Following the path of Sharon's sins
Only an end to the state of war with the Arab states will turn Olmert from a dismal, marginal footnote in the state's history into a great leader.
When Attorney General Menachem Mazuz's drawers are bursting with files investigating the prime minister, and a state comptroller report follows a committee of inquiry report, Ehud Olmert's pledge to "continue Sharon's path" becomes somewhat ironic. The most obvious similarity to Sharon lies in the Greek island affair, which was closed in a dubious manner, the campaign finance affair, which resulted in the conviction of Sharon's son, and the culture of political appointments.
The policy of unilateral disengagement from Palestinian territory, a policy that shielded Sharon from the skeletons in his closet and became Kadima's diplomatic platform, has faded into oblivion. Olmert long ago shelved the unilateral convergence plan for the West Bank. Foreign Minister Tzipi Livni has even expressed public regret for what she called "the throwing of Gaza's keys into the street." Along the same one-way street, which has been revealed at best to lead nowhere, they have offered a "diplomatic horizon." That is to say, a dead end. For it is well-known that a horizon has a way of moving further away as you get closer. The government is fighting the Mecca agreement, which was designed to allow the Palestinian Authority unity government to authorize PA Chairman Mahmoud Abbas to conduct negotiations on a final-status accord. Instead of talking to Syria and Lebanon on a peace agreement, the government is preparing the public for another war in the North. Essentially, the Olmert-Peretz government isn't offering anything but more blood, sweat and tears.
Many Israelis assumed the uprooting of the Gush Katif settlements would serve as a precedent for the removal of settlements in the West Bank. Good people hoped that the withdrawal from the Gaza Strip was a down payment on a withdrawal from the West Bank. They argued that there is no crime greater than the crimes of the occupation, and that in exchange for the "historical step," the attorney general and the media must "protect Sharon like a citron: including with a sealed box, a sponge, and cotton balls," as Amnon Abramovich put it during a conference at the Van Leer Jerusalem Institute in February 2006.
In hindsight, given the chaos in the territories following the disengagement from Gaza, and the frozen diplomatic process, it is doubtful if the followers of citronism (handling politicians with kid gloves) would be more forgiving toward Sharon than toward Esterina Tartman, whose iniquities are white as snow compared to the suspicions that surrounded the previous prime minister.
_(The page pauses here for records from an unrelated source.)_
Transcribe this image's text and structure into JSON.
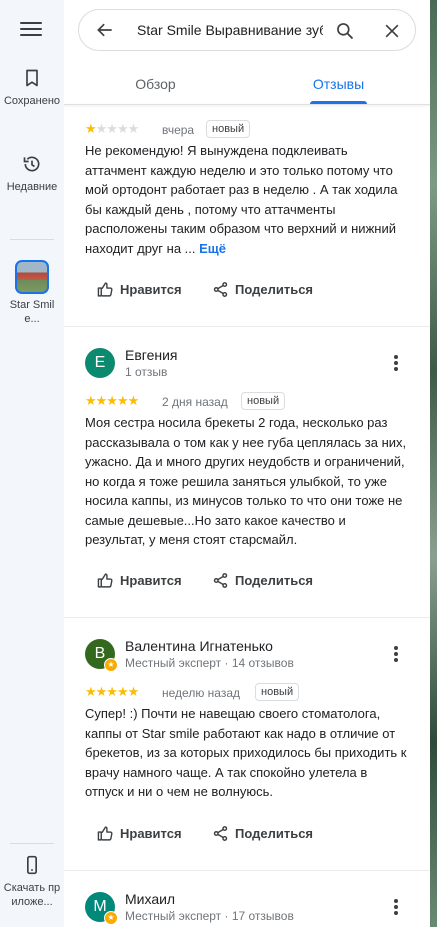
{
  "rail": {
    "saved_label": "Сохранено",
    "recent_label": "Недавние",
    "place_label": "Star Smile...",
    "download_label": "Скачать приложе..."
  },
  "search": {
    "value": "Star Smile Выравнивание зуб"
  },
  "tabs": [
    {
      "label": "Обзор",
      "active": false
    },
    {
      "label": "Отзывы",
      "active": true
    }
  ],
  "actions": {
    "like": "Нравится",
    "share": "Поделиться"
  },
  "reviews": [
    {
      "rating": 1,
      "when": "вчера",
      "tag": "новый",
      "text": "Не рекомендую! Я вынуждена подклеивать аттачмент каждую неделю и это только потому что мой ортодонт работает раз в неделю . А так ходила бы каждый день , потому что аттачменты расположены таким образом что верхний и нижний находит друг на ...",
      "more": "Ещё"
    },
    {
      "name": "Евгения",
      "initial": "Е",
      "sub": "1 отзыв",
      "rating": 5,
      "when": "2 дня назад",
      "tag": "новый",
      "text": "Моя сестра носила брекеты 2 года, несколько раз рассказывала о том как у нее губа цеплялась за них, ужасно. Да и много других неудобств и ограничений, но когда я тоже решила заняться улыбкой, то уже носила каппы, из минусов только то что они тоже не самые дешевые...Но зато какое качество и результат, у меня стоят старсмайл."
    },
    {
      "name": "Валентина Игнатенько",
      "initial": "В",
      "sub": "Местный эксперт · 14 отзывов",
      "rating": 5,
      "when": "неделю назад",
      "tag": "новый",
      "text": "Супер! :) Почти не навещаю своего стоматолога, каппы от Star smile работают как надо в отличие от брекетов, из за которых приходилось бы приходить к врачу намного чаще. А так спокойно улетела в отпуск и ни о чем не волнуюсь."
    },
    {
      "name": "Михаил",
      "initial": "М",
      "sub": "Местный эксперт · 17 отзывов"
    }
  ],
  "colors": {
    "accent": "#1a73e8",
    "star": "#fbbc04",
    "avatar_e": "#0b8a6f",
    "avatar_v": "#33691e",
    "avatar_m": "#00897b"
  }
}
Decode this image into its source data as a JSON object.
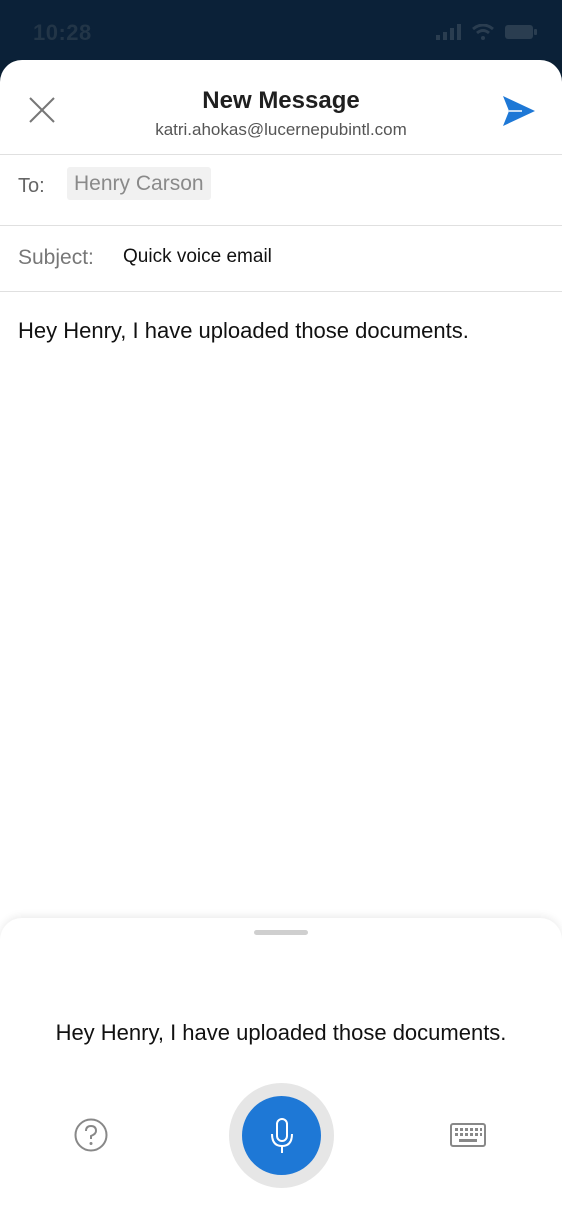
{
  "status_bar": {
    "time": "10:28"
  },
  "header": {
    "title": "New Message",
    "account": "katri.ahokas@lucernepubintl.com"
  },
  "to": {
    "label": "To:",
    "recipient": "Henry Carson"
  },
  "subject": {
    "label": "Subject:",
    "value": "Quick voice email"
  },
  "body": {
    "text": "Hey Henry, I have uploaded those documents."
  },
  "voice_panel": {
    "transcript": "Hey Henry, I have uploaded those documents."
  },
  "colors": {
    "accent": "#1e78d6",
    "status_bar_bg": "#0b2138"
  },
  "icons": [
    "close-icon",
    "send-icon",
    "help-icon",
    "microphone-icon",
    "keyboard-icon",
    "signal-icon",
    "wifi-icon",
    "battery-icon"
  ]
}
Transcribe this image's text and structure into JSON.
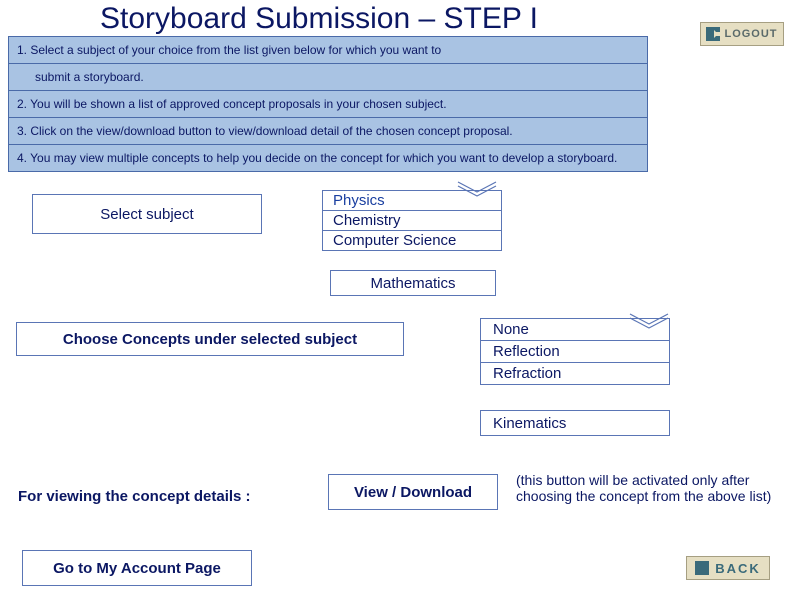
{
  "page": {
    "title": "Storyboard Submission – STEP I"
  },
  "logout": {
    "label": "LOGOUT"
  },
  "instructions": [
    "1. Select a subject of your choice from the list given below for which you want to",
    "submit a storyboard.",
    "2. You will be shown a list of approved concept proposals in your chosen subject.",
    "3. Click on the view/download button to view/download detail of the chosen concept proposal.",
    "4. You may view multiple concepts to help you decide on the concept for which you want to develop a storyboard."
  ],
  "select_subject": {
    "label": "Select  subject"
  },
  "subjects": {
    "items": [
      "Physics",
      "Chemistry",
      "Computer Science"
    ],
    "extra": "Mathematics"
  },
  "choose_concepts": {
    "label": "Choose Concepts under selected subject"
  },
  "concepts": {
    "items": [
      "None",
      "Reflection",
      "Refraction"
    ],
    "extra": "Kinematics"
  },
  "view": {
    "label": "For viewing the concept details :",
    "button": "View / Download",
    "note": "(this button will be activated only after choosing the concept from the above list)"
  },
  "account": {
    "label": "Go to My Account Page"
  },
  "back": {
    "label": "BACK"
  }
}
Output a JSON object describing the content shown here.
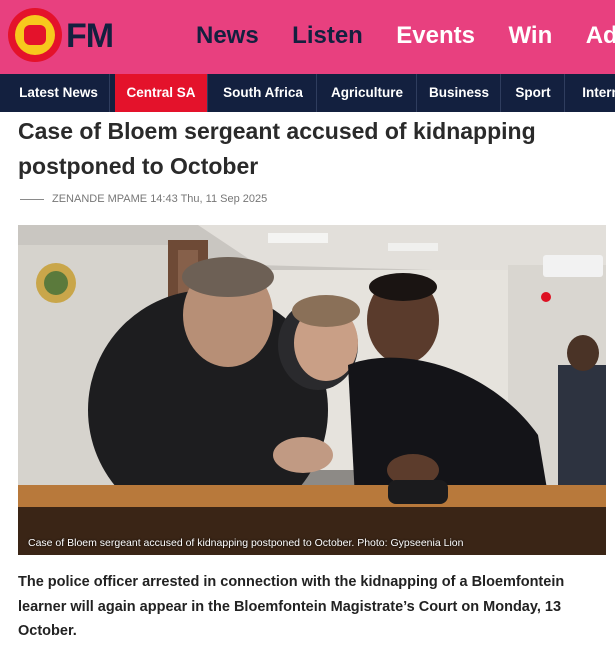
{
  "brand": {
    "logo_text": "OFM"
  },
  "main_nav": [
    "News",
    "Listen",
    "Events",
    "Win",
    "Adv"
  ],
  "categories": [
    "Latest News",
    "Central SA",
    "South Africa",
    "Agriculture",
    "Business",
    "Sport",
    "Intern"
  ],
  "active_category": "Central SA",
  "article": {
    "title": "Case of Bloem sergeant accused of kidnapping postponed to October",
    "byline": "ZENANDE MPAME 14:43 Thu, 11 Sep 2025",
    "image_caption": "Case of Bloem sergeant accused of kidnapping postponed to October. Photo: Gypseenia Lion",
    "lead": "The police officer arrested in connection with the kidnapping of a Bloemfontein learner will again appear in the Bloemfontein Magistrate’s Court on Monday, 13 October."
  },
  "colors": {
    "header_pink": "#e8407f",
    "nav_navy": "#13203f",
    "active_red": "#e4122b",
    "logo_yellow": "#f7c91d"
  }
}
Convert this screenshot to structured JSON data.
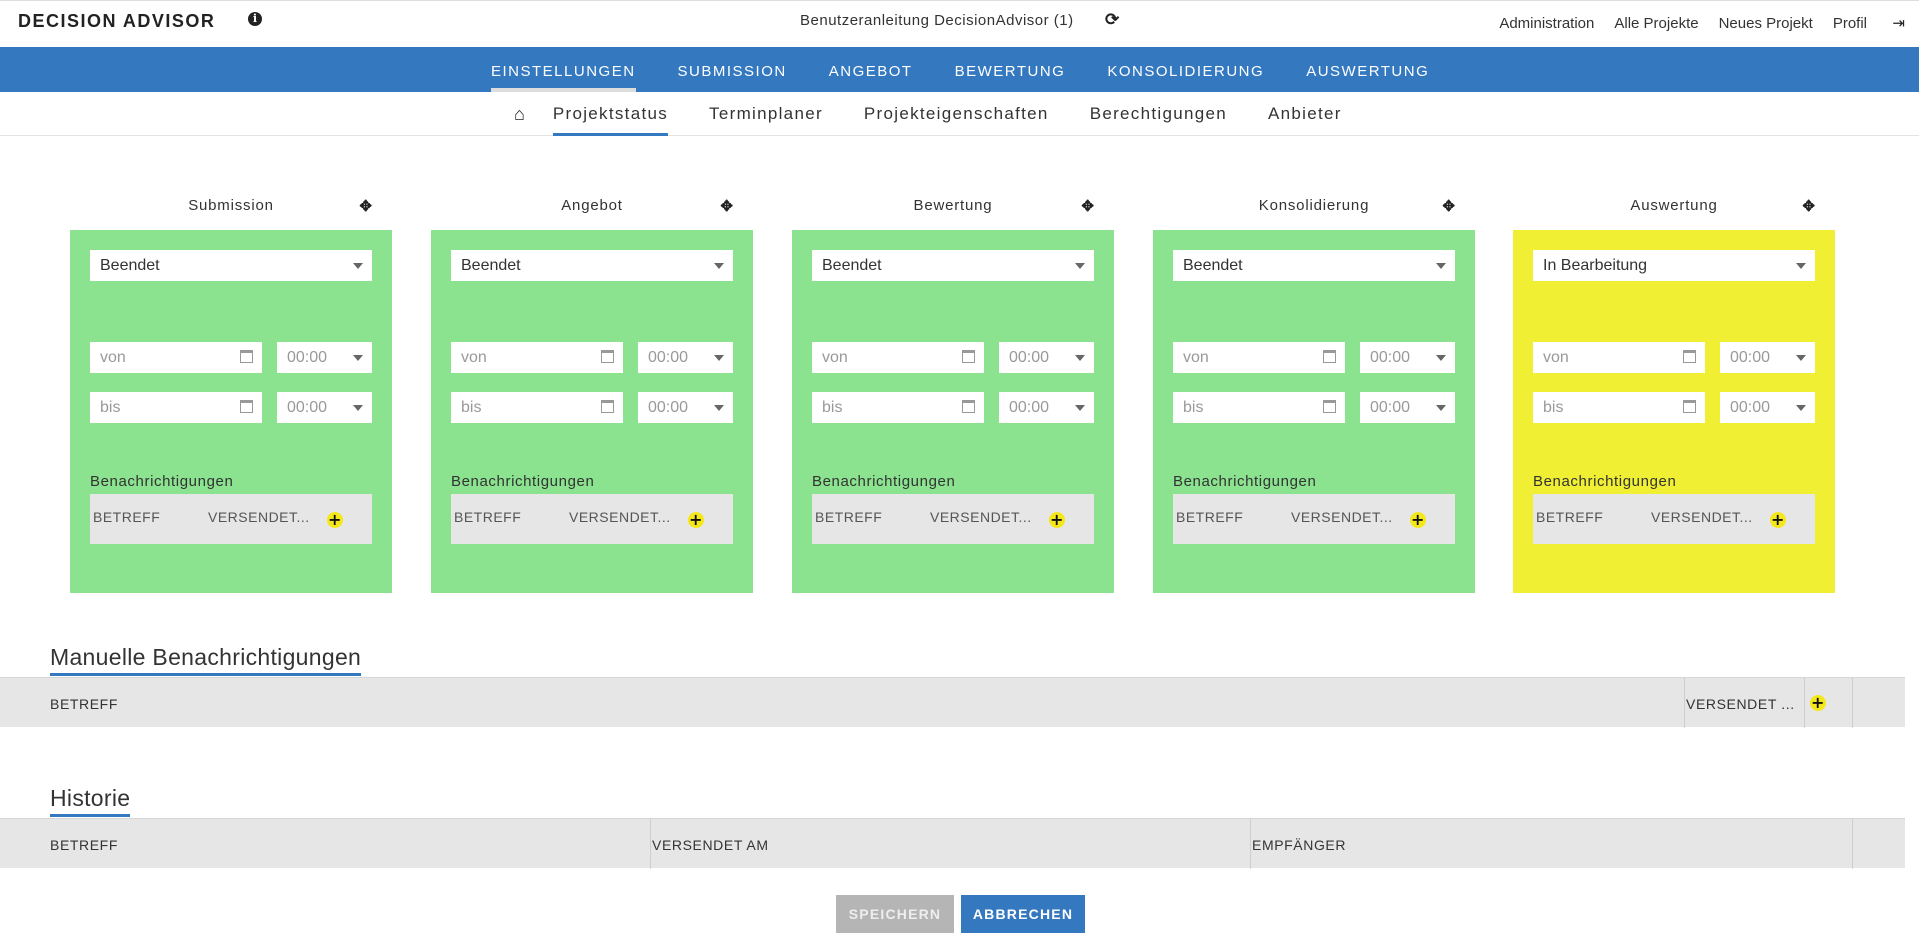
{
  "app": {
    "brand": "DECISION ADVISOR",
    "project_title": "Benutzeranleitung DecisionAdvisor (1)",
    "top_links": [
      "Administration",
      "Alle Projekte",
      "Neues Projekt",
      "Profil"
    ]
  },
  "main_nav": [
    "EINSTELLUNGEN",
    "SUBMISSION",
    "ANGEBOT",
    "BEWERTUNG",
    "KONSOLIDIERUNG",
    "AUSWERTUNG"
  ],
  "main_nav_active": "EINSTELLUNGEN",
  "sub_nav": [
    "Projektstatus",
    "Terminplaner",
    "Projekteigenschaften",
    "Berechtigungen",
    "Anbieter"
  ],
  "sub_nav_active": "Projektstatus",
  "phases": [
    {
      "title": "Submission",
      "status": "Beendet",
      "color": "#8be28f",
      "von": "von",
      "bis": "bis",
      "time_von": "00:00",
      "time_bis": "00:00",
      "notif_label": "Benachrichtigungen",
      "col_betreff": "BETREFF",
      "col_versendet": "VERSENDET..."
    },
    {
      "title": "Angebot",
      "status": "Beendet",
      "color": "#8be28f",
      "von": "von",
      "bis": "bis",
      "time_von": "00:00",
      "time_bis": "00:00",
      "notif_label": "Benachrichtigungen",
      "col_betreff": "BETREFF",
      "col_versendet": "VERSENDET..."
    },
    {
      "title": "Bewertung",
      "status": "Beendet",
      "color": "#8be28f",
      "von": "von",
      "bis": "bis",
      "time_von": "00:00",
      "time_bis": "00:00",
      "notif_label": "Benachrichtigungen",
      "col_betreff": "BETREFF",
      "col_versendet": "VERSENDET..."
    },
    {
      "title": "Konsolidierung",
      "status": "Beendet",
      "color": "#8be28f",
      "von": "von",
      "bis": "bis",
      "time_von": "00:00",
      "time_bis": "00:00",
      "notif_label": "Benachrichtigungen",
      "col_betreff": "BETREFF",
      "col_versendet": "VERSENDET..."
    },
    {
      "title": "Auswertung",
      "status": "In Bearbeitung",
      "color": "#f0ef34",
      "von": "von",
      "bis": "bis",
      "time_von": "00:00",
      "time_bis": "00:00",
      "notif_label": "Benachrichtigungen",
      "col_betreff": "BETREFF",
      "col_versendet": "VERSENDET..."
    }
  ],
  "manual": {
    "title": "Manuelle Benachrichtigungen",
    "col_betreff": "BETREFF",
    "col_versendet": "VERSENDET ..."
  },
  "history": {
    "title": "Historie",
    "col_betreff": "BETREFF",
    "col_versendet": "VERSENDET AM",
    "col_empfaenger": "EMPFÄNGER"
  },
  "buttons": {
    "save": "SPEICHERN",
    "cancel": "ABBRECHEN"
  },
  "icons": {
    "info": "info-icon",
    "refresh": "refresh-icon",
    "logout": "logout-icon",
    "home": "home-icon",
    "move": "move-icon",
    "calendar": "calendar-icon",
    "plus": "plus-icon"
  }
}
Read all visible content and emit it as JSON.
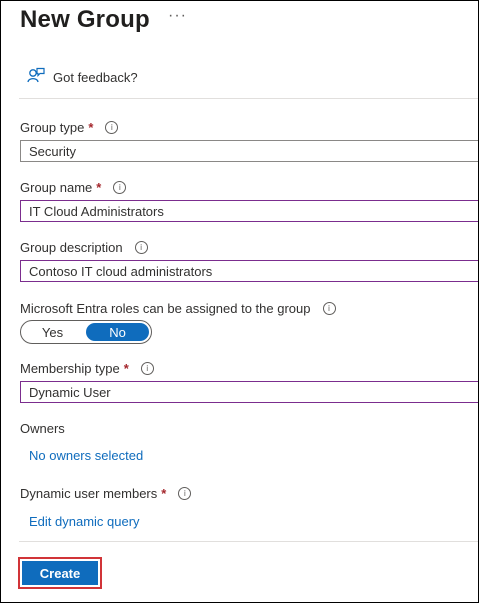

However, it is precisely the dangers lying in wait at Israel's gates, and threatening the pragmatic Sunni regimes, that have provided the Olmert government with a rare opportunity to end the conflict with all Arab states, once and for all. Five years after the missed opportunity of the Arab peace initiative approved in Beirut, the Arab League is offering Israel a second chance. In a Riyadh summit at the end of the month, the Arab League intends to pave the way for accelerated negotiations between Israel and the Palestinians and lay the groundwork for an end to the conflict along the northern border as well. Israeli acceptance of the initiative would be rewarded by "normal relations" with all its neighbors. Even the Bush administration has discovered that anger is not a policy and decided to to talk with the Iranians and Syrians on ways to leave Iraq. The United States would no doubt be grateful to Israel for any contribution to the fight against the global jihad that is shedding its soldiers' blood.
An Arab diplomat told me several days ago that it would be best if I lowered expectations of the Riyadh summit. Not that he doubts the sincerity of the Arab League's intentions. "Our pessimism is derived from the condition of your leadership," he said. "What value would the summit decision have, if what concerns the prime minister is who will get to him first - Winograd, the state comptroller's report, or the attorney general?"
I was reminded that in honor of the military victory in the Six-Day War, the Knesset adopted the general pardon law, which led to the closure of 15,000 open case files and ongoing trials, excluding for serious crimes such as murder and rape. A partial and problematic step like the unilateral disengagement rescued Sharon from trouble and granted him the status of a national hero. Given the citron experience, a diplomatic agreement that would bring an end to the occupation will pardon Olmert. Only an end to the state of war with the Arab states will turn Olmert from a dismal, marginal footnote in the state's history into a great leader.